Ignoring The Hatred
According to Nguyen, he and his family struggled with racism in their new home. However, it never changed how they felt about their new home. According to Nguyen, he felt nothing but appreciation for England since they were finally free and safe from the horrors of war.
A Leap Of Faith
After settling in Middlesbrough, Nguyen found work at a Chinese takeaway restaurant. After several years of working for other people, Nguyen started thinking about starting his own restaurant. Eventually, the former fisherman took another leap of faith and started his own Chinese food business.
The Food Truck
Because he couldn’t afford to open his own restaurant just yet, Nguyen started selling his food out of a trailer hooked up to the back of his van. “He built burners and a fryer in it with my mam,” said Anh. “He parked at industrial estates and outside the Tiger pub in Normanby.”
It was there that Nguyen started building a name for himself among the locals, who loved his food and became loyal customers. After some time, Nguyen was doing so well that he was finally able to open up a real restaurant, which he named ‘Saigon’ after his home, in the early 1990s.
A Huge Success
“We called it Saigon after the place where we are from, now Ho Chi Minh City. That’s why it’s a Vietnamese name rather than Chinese,” Anh explained. Nguyen has been serving the people of Teesside ever since first opening doors to the restaurant, which has been voted the area’s best Chinese food restaurant several times over the years.
A Hard Worker
“I can’t tell you how much of a great man my dad is, how much he sacrificed for us and how hard he works,” Anh said about her father, who worked hard to provide for her and her younger brother and sister who were both born and raised in England.
“He’s well loved and respected in the community, and has worked all his life to give back for the life we have today,” Anh added. And after more than 30 years of running his restaurant, Nguyen still cooks all the food and runs the family business. “His nickname is Saigon Sam but some people know him as Peter. He’s still the person who cooks all the meals – he’s 63!”
Even though it’s been decades since Nguyen and his wife resettled in England, the family is still grateful for the opportunity that they were given. “He’s the most patriotic person I know. He is proud to be British and loves the Royal Family so much my sister is named Elizabeth after the Queen – even though Vietnamese people can’t pronounce it properly,” Anh said.
“We will be eternally grateful,” Anh said. “That’s why my dad has always tried to give back – by his kindness to everyone he meets, the love in his food or giving local families jobs.” While Nguyen has earned some time away from work, he has no plans of retiring.

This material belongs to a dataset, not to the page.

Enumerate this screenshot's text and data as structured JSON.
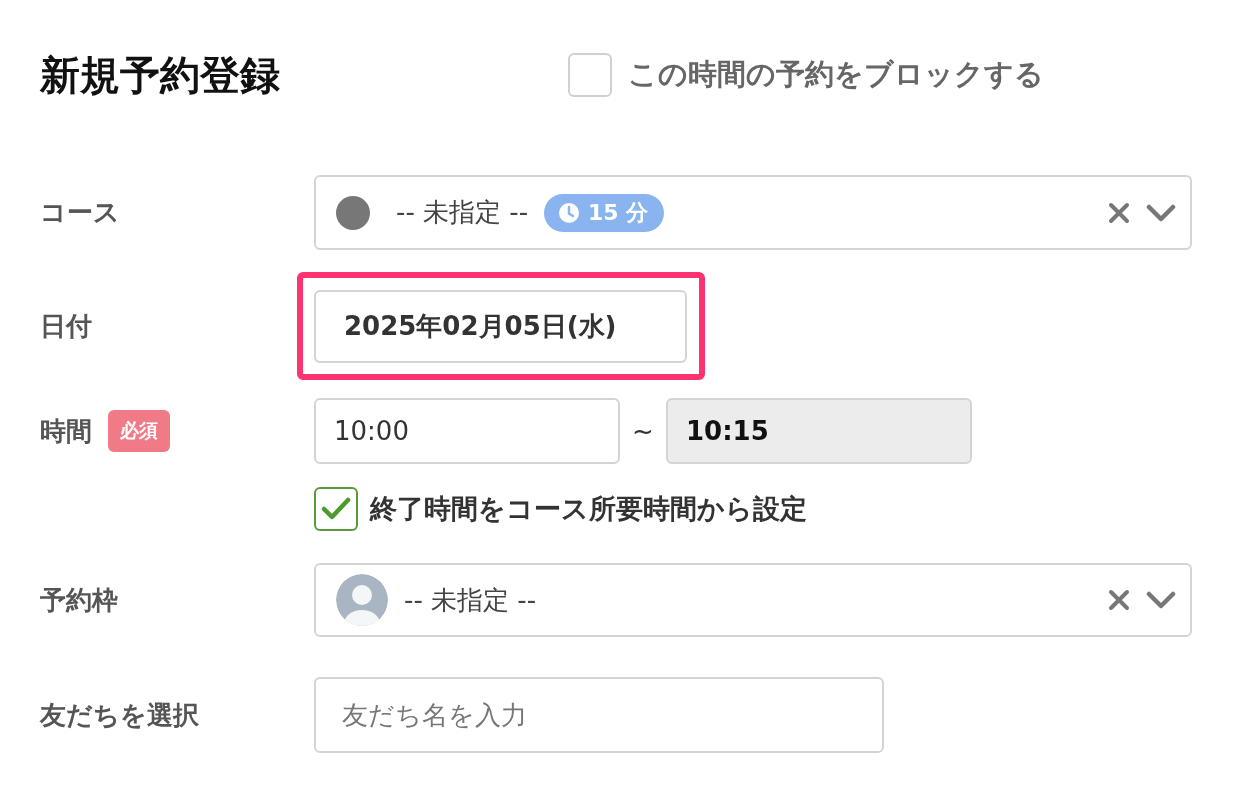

In an interview with the BBC, his daughter Elizabeth claims it’s because her 63-year-old father doesn’t want to disappoint the community that has supported him for so long. “I think he doesn’t want to disappoint any of his customers,” Elizabeth said. “They’d be devastated if he retired.”